__What is being asked__. All of the records below need to be copied exactly.

----

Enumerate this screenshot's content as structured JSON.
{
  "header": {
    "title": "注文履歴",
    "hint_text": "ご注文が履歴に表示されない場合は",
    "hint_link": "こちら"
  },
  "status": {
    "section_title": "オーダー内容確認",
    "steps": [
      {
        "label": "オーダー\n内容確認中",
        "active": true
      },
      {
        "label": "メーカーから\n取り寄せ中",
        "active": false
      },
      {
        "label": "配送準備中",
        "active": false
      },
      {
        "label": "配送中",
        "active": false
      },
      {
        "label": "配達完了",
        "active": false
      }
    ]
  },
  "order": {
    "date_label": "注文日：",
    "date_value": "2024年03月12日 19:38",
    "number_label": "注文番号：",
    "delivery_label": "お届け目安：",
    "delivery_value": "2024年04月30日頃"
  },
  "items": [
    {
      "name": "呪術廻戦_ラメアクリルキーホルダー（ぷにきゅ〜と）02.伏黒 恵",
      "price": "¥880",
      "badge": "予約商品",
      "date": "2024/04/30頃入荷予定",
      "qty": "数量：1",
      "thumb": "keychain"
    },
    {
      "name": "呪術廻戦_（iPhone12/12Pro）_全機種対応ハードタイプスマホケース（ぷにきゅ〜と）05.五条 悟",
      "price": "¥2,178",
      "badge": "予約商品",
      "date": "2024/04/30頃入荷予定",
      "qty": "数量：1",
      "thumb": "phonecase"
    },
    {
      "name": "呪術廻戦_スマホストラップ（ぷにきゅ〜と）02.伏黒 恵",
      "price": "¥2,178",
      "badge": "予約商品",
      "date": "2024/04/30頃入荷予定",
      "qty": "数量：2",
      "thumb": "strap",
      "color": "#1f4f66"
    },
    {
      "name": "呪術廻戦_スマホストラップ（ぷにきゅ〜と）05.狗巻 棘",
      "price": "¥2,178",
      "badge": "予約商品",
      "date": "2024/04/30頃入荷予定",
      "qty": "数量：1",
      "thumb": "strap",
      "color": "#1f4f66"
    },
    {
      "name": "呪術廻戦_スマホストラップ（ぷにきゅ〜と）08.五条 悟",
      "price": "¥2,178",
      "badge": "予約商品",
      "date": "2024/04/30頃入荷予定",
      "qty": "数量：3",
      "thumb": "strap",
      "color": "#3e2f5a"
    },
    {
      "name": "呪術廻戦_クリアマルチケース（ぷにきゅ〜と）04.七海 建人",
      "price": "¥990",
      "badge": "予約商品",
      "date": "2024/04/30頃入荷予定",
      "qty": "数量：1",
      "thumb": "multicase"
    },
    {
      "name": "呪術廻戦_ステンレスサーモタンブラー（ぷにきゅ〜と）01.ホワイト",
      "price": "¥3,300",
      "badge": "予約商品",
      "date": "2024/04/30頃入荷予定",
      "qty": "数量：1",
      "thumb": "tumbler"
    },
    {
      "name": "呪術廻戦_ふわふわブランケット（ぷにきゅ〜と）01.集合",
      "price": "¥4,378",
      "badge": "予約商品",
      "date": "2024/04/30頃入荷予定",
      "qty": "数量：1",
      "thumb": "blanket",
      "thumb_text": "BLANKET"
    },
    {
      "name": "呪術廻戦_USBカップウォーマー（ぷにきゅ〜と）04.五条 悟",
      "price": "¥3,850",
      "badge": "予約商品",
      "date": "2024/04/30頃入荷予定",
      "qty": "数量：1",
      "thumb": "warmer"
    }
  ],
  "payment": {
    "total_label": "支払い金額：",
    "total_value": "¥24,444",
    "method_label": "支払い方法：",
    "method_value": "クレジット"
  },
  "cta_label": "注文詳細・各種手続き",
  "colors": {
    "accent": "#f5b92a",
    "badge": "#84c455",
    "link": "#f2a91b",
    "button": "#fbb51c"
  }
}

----

__Solved problem__.
Enumerate this screenshot's content as structured JSON.
{
  "header": {
    "title": "注文履歴",
    "hint_text": "ご注文が履歴に表示されない場合は",
    "hint_link": "こちら"
  },
  "status": {
    "section_title": "オーダー内容確認",
    "steps": [
      {
        "label": "オーダー\n内容確認中",
        "active": true
      },
      {
        "label": "メーカーから\n取り寄せ中",
        "active": false
      },
      {
        "label": "配送準備中",
        "active": false
      },
      {
        "label": "配送中",
        "active": false
      },
      {
        "label": "配達完了",
        "active": false
      }
    ]
  },
  "order": {
    "date_label": "注文日：",
    "date_value": "2024年03月12日 19:38",
    "number_label": "注文番号：",
    "delivery_label": "お届け目安：",
    "delivery_value": "2024年04月30日頃"
  },
  "items": [
    {
      "name": "呪術廻戦_ラメアクリルキーホルダー（ぷにきゅ〜と）02.伏黒 恵",
      "price": "¥880",
      "badge": "予約商品",
      "date": "2024/04/30頃入荷予定",
      "qty": "数量：1",
      "thumb": "keychain"
    },
    {
      "name": "呪術廻戦_（iPhone12/12Pro）_全機種対応ハードタイプスマホケース（ぷにきゅ〜と）05.五条 悟",
      "price": "¥2,178",
      "badge": "予約商品",
      "date": "2024/04/30頃入荷予定",
      "qty": "数量：1",
      "thumb": "phonecase"
    },
    {
      "name": "呪術廻戦_スマホストラップ（ぷにきゅ〜と）02.伏黒 恵",
      "price": "¥2,178",
      "badge": "予約商品",
      "date": "2024/04/30頃入荷予定",
      "qty": "数量：2",
      "thumb": "strap",
      "color": "#1f4f66"
    },
    {
      "name": "呪術廻戦_スマホストラップ（ぷにきゅ〜と）05.狗巻 棘",
      "price": "¥2,178",
      "badge": "予約商品",
      "date": "2024/04/30頃入荷予定",
      "qty": "数量：1",
      "thumb": "strap",
      "color": "#1f4f66"
    },
    {
      "name": "呪術廻戦_スマホストラップ（ぷにきゅ〜と）08.五条 悟",
      "price": "¥2,178",
      "badge": "予約商品",
      "date": "2024/04/30頃入荷予定",
      "qty": "数量：3",
      "thumb": "strap",
      "color": "#3e2f5a"
    },
    {
      "name": "呪術廻戦_クリアマルチケース（ぷにきゅ〜と）04.七海 建人",
      "price": "¥990",
      "badge": "予約商品",
      "date": "2024/04/30頃入荷予定",
      "qty": "数量：1",
      "thumb": "multicase"
    },
    {
      "name": "呪術廻戦_ステンレスサーモタンブラー（ぷにきゅ〜と）01.ホワイト",
      "price": "¥3,300",
      "badge": "予約商品",
      "date": "2024/04/30頃入荷予定",
      "qty": "数量：1",
      "thumb": "tumbler"
    },
    {
      "name": "呪術廻戦_ふわふわブランケット（ぷにきゅ〜と）01.集合",
      "price": "¥4,378",
      "badge": "予約商品",
      "date": "2024/04/30頃入荷予定",
      "qty": "数量：1",
      "thumb": "blanket",
      "thumb_text": "BLANKET"
    },
    {
      "name": "呪術廻戦_USBカップウォーマー（ぷにきゅ〜と）04.五条 悟",
      "price": "¥3,850",
      "badge": "予約商品",
      "date": "2024/04/30頃入荷予定",
      "qty": "数量：1",
      "thumb": "warmer"
    }
  ],
  "payment": {
    "total_label": "支払い金額：",
    "total_value": "¥24,444",
    "method_label": "支払い方法：",
    "method_value": "クレジット"
  },
  "cta_label": "注文詳細・各種手続き",
  "colors": {
    "accent": "#f5b92a",
    "badge": "#84c455",
    "link": "#f2a91b",
    "button": "#fbb51c"
  }
}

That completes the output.